(Data listing)
━━━

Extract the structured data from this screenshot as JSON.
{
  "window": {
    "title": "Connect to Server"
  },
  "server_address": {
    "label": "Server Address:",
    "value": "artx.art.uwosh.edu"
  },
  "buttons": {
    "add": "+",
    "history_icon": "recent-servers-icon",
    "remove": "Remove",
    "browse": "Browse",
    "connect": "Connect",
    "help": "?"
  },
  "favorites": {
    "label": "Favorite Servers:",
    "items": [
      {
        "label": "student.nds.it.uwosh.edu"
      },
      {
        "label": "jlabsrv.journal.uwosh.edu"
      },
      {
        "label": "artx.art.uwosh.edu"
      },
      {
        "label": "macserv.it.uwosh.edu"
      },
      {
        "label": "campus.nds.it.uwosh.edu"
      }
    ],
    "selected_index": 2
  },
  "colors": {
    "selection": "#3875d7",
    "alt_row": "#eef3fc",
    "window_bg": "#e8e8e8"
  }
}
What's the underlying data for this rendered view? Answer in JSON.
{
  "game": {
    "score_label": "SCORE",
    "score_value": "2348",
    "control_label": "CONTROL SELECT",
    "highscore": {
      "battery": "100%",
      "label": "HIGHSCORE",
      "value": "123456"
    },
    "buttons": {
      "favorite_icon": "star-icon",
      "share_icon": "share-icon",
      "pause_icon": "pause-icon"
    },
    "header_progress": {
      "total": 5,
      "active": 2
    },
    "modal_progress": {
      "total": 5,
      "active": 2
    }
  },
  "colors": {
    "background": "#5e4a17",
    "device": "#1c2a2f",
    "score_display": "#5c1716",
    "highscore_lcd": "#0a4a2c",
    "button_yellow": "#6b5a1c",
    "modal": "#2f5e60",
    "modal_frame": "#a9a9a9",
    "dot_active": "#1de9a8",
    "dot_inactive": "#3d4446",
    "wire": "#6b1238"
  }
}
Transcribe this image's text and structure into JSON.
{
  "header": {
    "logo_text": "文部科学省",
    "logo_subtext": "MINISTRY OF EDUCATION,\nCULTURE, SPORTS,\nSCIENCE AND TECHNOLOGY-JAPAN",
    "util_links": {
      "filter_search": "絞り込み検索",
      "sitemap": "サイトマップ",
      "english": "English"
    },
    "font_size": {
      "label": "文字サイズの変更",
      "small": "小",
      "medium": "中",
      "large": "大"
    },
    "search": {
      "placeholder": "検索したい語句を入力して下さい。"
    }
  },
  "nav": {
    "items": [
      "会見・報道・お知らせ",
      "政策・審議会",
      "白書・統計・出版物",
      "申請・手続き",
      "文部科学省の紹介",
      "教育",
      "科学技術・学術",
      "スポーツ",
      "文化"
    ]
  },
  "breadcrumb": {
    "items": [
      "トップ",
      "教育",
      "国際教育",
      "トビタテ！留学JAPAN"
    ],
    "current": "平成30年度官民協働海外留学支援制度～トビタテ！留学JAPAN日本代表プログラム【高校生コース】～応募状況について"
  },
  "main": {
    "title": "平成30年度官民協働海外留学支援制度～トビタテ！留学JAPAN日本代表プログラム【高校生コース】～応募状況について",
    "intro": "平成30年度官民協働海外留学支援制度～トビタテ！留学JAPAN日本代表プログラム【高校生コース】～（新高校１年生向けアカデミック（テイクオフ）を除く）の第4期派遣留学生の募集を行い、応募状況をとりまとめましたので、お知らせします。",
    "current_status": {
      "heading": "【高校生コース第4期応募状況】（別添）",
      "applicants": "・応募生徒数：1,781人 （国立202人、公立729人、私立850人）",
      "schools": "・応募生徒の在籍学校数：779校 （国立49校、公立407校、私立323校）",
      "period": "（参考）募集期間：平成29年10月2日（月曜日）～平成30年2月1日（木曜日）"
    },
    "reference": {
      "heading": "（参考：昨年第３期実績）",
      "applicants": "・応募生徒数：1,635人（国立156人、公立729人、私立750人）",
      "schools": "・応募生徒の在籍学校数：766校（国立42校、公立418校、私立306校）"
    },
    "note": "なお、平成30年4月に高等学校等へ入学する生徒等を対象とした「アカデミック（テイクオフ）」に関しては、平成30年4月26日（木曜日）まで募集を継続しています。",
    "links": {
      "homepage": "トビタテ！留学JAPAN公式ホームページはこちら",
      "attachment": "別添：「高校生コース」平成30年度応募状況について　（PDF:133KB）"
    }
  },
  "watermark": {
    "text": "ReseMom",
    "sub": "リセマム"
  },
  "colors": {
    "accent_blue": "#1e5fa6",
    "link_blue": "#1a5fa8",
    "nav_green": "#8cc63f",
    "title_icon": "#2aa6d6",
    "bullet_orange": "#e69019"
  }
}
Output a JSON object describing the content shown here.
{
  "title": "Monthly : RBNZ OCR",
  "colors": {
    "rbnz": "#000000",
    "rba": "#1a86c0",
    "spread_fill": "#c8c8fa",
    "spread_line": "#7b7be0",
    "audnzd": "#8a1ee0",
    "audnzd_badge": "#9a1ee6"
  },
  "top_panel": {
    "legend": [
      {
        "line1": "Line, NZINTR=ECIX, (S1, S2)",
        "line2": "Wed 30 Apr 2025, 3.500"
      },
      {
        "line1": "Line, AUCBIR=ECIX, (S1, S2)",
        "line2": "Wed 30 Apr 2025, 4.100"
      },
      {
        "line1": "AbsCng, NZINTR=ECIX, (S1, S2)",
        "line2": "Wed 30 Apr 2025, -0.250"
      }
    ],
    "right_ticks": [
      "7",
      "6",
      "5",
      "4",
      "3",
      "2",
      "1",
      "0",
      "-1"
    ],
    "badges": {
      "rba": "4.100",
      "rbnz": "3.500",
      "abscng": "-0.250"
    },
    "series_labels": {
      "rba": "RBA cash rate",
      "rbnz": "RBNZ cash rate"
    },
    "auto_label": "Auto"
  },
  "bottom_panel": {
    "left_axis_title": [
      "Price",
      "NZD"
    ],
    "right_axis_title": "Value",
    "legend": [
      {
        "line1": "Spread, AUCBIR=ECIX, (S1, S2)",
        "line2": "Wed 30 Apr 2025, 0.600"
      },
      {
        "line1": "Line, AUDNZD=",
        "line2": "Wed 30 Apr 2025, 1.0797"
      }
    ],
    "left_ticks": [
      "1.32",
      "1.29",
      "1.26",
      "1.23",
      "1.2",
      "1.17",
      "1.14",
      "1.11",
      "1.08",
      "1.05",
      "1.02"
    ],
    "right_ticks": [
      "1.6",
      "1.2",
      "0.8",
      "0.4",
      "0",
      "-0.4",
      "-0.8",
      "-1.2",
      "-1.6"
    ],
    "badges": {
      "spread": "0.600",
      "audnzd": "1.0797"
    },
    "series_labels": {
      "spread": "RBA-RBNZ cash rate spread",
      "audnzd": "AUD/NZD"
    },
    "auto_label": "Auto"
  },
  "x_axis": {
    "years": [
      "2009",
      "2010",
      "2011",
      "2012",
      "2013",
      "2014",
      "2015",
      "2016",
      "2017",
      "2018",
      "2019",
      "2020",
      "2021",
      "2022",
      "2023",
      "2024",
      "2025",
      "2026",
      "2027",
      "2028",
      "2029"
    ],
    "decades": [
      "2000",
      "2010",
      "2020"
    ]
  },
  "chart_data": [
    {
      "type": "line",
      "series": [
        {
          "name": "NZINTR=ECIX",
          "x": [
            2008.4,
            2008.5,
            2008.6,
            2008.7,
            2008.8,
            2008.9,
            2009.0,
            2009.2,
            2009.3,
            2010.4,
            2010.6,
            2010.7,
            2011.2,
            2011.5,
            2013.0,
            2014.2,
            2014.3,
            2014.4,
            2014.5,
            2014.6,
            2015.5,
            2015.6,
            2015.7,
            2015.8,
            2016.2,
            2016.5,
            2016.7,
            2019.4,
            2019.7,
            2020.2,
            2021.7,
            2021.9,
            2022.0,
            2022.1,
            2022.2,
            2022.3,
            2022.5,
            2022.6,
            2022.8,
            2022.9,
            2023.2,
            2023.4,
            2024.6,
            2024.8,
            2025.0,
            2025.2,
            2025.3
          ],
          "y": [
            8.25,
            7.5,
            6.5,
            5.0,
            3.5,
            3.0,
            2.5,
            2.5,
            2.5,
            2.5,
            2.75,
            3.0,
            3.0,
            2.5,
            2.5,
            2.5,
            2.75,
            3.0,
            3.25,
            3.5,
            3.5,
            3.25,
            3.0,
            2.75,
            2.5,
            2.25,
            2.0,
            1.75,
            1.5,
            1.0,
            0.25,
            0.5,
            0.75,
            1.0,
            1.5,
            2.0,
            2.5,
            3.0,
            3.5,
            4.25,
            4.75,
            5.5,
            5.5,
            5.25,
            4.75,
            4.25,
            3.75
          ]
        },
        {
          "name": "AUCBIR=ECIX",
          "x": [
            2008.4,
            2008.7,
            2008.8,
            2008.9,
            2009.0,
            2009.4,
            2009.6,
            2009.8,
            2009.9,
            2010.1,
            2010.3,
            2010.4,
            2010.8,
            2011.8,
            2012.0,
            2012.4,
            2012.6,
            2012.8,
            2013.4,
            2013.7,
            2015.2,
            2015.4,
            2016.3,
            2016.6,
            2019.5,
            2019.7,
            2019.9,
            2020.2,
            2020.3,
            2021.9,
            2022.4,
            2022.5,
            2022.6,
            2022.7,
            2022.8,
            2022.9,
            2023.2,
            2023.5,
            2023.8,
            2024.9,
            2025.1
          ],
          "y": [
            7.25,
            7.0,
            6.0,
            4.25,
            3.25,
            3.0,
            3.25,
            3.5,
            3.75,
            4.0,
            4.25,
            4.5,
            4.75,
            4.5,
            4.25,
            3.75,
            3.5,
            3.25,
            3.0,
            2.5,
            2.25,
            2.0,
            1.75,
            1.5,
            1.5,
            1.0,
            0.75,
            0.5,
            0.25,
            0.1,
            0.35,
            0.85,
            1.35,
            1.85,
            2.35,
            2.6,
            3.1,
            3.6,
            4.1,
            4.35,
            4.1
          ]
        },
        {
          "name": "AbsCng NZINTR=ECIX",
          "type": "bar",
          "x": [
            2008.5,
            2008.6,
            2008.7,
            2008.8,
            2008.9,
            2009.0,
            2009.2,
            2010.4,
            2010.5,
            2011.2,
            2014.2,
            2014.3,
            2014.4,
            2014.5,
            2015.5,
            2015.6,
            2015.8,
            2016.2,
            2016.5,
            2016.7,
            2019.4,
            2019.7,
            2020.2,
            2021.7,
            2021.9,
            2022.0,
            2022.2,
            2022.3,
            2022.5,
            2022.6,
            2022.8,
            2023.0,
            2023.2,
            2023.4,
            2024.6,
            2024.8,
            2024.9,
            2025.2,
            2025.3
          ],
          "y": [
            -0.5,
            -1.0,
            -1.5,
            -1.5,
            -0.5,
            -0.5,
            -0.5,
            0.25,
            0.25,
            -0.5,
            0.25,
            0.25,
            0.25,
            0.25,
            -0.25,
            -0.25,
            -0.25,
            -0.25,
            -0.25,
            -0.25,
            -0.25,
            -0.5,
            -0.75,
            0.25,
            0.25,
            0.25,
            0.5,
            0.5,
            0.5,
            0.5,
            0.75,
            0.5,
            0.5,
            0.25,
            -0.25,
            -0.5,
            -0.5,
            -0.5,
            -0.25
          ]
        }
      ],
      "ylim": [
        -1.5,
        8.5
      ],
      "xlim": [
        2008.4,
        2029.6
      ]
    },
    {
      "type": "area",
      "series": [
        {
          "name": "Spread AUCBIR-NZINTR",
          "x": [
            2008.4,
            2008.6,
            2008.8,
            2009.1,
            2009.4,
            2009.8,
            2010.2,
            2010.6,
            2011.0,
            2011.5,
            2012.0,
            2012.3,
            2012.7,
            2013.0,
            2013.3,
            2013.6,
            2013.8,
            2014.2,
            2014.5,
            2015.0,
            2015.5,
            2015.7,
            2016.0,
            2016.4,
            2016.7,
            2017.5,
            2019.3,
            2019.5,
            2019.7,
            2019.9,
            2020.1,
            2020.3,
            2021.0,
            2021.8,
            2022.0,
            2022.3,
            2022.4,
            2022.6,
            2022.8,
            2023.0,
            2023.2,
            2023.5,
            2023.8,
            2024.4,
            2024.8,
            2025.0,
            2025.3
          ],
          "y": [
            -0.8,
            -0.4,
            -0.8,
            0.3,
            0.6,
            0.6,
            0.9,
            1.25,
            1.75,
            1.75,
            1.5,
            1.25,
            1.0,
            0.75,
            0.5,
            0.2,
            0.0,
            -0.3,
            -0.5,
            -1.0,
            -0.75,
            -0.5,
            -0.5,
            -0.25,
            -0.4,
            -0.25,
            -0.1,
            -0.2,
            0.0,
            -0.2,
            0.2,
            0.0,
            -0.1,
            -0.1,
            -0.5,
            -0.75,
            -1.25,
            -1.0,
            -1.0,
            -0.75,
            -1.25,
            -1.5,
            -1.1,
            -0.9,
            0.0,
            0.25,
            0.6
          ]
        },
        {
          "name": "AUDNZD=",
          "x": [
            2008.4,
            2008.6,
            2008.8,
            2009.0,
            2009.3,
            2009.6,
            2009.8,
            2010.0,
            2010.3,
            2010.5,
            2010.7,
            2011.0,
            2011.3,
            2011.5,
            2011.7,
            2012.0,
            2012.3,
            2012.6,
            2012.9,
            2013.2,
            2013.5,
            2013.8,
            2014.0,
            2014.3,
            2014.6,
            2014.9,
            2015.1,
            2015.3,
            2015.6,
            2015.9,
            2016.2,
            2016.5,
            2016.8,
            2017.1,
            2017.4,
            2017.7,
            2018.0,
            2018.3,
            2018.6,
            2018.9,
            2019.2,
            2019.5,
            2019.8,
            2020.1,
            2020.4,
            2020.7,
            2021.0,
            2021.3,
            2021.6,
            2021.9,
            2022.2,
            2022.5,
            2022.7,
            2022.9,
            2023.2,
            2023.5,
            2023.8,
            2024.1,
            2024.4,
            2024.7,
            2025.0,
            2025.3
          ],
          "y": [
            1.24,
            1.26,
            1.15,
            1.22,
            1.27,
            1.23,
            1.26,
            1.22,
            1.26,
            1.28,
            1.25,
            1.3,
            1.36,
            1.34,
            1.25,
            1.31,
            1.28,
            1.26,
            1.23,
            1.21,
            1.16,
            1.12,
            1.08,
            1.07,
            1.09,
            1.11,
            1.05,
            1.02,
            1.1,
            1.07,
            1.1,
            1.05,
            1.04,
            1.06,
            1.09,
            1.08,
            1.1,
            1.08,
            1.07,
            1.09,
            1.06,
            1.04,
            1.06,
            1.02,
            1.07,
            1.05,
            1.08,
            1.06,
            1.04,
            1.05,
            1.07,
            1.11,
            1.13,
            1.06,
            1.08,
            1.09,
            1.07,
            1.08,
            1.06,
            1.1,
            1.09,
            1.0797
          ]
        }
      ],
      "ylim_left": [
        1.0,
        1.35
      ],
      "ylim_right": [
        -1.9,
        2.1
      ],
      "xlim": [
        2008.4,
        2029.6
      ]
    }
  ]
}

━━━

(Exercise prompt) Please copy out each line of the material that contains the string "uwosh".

(Answer section)
    "value": "artx.art.uwosh.edu"
        "label": "student.nds.it.uwosh.edu"
        "label": "jlabsrv.journal.uwosh.edu"
        "label": "artx.art.uwosh.edu"
        "label": "macserv.it.uwosh.edu"
        "label": "campus.nds.it.uwosh.edu"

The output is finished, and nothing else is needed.